But not every small business is positioned for success. In fact, only about two-thirds of businesses with employees survive at least two years, and about half survive five years. So you may be in for a real challenge when you decide to take the plunge, ditch your day job, and become a business owner. The stage is often set in the beginning, so making sure you follow all of the necessary steps when starting your business can set the foundation for success.
If your bank is hesitant about a particular franchise system’s performance, or your finances aren’t as strong as they could be, you might want to consider an SBA loan. SBA doesn’t lend to business owners directly; it provides a repayment guarantee to banks and lenders for money they lend to small businesses, making it less risky for the banks. Use this search tool to find the right SBA loan for you.

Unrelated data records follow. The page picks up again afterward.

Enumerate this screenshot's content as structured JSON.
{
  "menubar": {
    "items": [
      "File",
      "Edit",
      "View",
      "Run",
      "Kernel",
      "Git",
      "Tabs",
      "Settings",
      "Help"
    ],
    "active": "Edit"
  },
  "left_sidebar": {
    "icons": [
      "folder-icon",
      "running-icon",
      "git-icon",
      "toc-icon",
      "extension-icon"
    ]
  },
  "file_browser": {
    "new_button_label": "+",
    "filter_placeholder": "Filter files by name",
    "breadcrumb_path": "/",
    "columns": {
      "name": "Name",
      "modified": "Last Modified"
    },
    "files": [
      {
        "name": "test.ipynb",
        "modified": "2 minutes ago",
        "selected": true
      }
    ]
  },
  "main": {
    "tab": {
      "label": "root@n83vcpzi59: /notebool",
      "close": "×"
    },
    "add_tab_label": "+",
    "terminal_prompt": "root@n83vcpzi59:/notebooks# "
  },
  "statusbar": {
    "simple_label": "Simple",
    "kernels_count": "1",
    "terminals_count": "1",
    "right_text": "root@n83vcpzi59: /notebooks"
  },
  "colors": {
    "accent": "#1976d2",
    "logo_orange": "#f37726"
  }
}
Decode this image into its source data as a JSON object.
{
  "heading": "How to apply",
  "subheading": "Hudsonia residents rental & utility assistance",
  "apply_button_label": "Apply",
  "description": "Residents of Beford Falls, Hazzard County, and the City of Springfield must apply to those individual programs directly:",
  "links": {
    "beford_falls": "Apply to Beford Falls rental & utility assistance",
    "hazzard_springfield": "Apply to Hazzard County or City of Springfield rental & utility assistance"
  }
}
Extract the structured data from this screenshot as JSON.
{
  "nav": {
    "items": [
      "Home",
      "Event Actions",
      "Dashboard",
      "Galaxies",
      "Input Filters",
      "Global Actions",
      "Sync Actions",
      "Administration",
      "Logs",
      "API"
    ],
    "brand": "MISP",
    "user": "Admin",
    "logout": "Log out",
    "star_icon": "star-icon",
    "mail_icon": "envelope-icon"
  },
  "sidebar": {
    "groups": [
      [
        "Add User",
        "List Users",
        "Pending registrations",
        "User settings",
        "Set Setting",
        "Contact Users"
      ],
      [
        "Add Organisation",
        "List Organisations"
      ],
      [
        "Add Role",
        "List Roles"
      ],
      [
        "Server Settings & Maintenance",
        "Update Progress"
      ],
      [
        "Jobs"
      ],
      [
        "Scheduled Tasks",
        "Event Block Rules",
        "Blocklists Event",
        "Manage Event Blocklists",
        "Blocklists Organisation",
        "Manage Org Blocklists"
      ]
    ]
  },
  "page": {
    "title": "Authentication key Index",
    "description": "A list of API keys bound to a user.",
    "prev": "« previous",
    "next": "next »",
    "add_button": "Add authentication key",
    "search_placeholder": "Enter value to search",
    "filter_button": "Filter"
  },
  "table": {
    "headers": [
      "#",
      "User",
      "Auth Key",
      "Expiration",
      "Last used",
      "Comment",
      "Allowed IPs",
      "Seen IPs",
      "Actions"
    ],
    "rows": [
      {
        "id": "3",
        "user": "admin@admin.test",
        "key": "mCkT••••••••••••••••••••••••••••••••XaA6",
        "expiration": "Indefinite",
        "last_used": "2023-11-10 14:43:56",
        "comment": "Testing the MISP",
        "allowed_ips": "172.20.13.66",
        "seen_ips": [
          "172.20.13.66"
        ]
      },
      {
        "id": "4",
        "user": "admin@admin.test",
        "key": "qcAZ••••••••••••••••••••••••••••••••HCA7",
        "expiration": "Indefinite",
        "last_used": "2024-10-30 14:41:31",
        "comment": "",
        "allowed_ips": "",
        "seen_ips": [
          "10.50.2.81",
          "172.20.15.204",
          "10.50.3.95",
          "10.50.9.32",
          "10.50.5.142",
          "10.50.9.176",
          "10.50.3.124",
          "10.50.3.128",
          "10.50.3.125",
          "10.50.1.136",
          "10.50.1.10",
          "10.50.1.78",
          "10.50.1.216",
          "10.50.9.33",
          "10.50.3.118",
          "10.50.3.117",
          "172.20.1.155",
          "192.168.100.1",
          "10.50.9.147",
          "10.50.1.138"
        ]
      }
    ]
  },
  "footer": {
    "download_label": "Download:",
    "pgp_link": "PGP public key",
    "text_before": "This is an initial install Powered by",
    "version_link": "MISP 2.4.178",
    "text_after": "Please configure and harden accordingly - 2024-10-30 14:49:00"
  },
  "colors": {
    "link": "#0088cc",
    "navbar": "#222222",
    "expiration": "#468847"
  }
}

SBA small business loans. Some banks offer attractive low-interest-rate loans for small businesses, backed and guaranteed by the U.S. Small Business Administration (SBA). Because of the SBA guarantee, the interest rate and repayment terms are more favorable than most loans. Loan amounts range from $30,000 to as high as $5 million. However, the loan process is time consuming with strict requirements for eligible small businesses. Visit the SBA website to see a list of the 100 most active SBA lenders.
Able Lending will manage and administer your process of raising 100% of your needed funds from friends and family. They make it easy for you to look professional, be charged your agreed upon interest rate with each individual investor, and they make sure everyone gets paid on time. They do all of this for a single origination fee of 1-3% at the time of funding.
More Franchise Loans, More Franchise Launches, More Franchise Revenue. In today's economy many top franchises face a significant challenge: access to funding. With ample interest from entrepreneurs ready to open new locations or expand existing ones, the difficulty of accessing capital significantly slows the execution of opening such franchises, costing both the franchisee and franchisor time and money.
Banks want to see a history of successful borrowing anytime they make a loan. That includes loans for your business. Unfortunately, many businesses don’t have any history of borrowing (especially new businesses), so lenders look at your personal credit scores instead. If you’ve got good credit, that’s a good sign that you’ll handle the business loans well. If you’ve got bad credit, lenders will be more skittish about lending. If your credit is “thin” because you haven’t borrowed much in the past (or if it’s in need of some repair), you may need to build your credit before lenders are likely to approve you for a loan.
There are probably understandable reasons for your bad credit. Most of us are still bouncing back from the recession, and some businesses were hit harder than others. Whether or not you decide to get a “bad-credit loan,” building up your credit is planning for the future of your company. Once you raise your credit score, it will be much easier to secure funding as your company grows.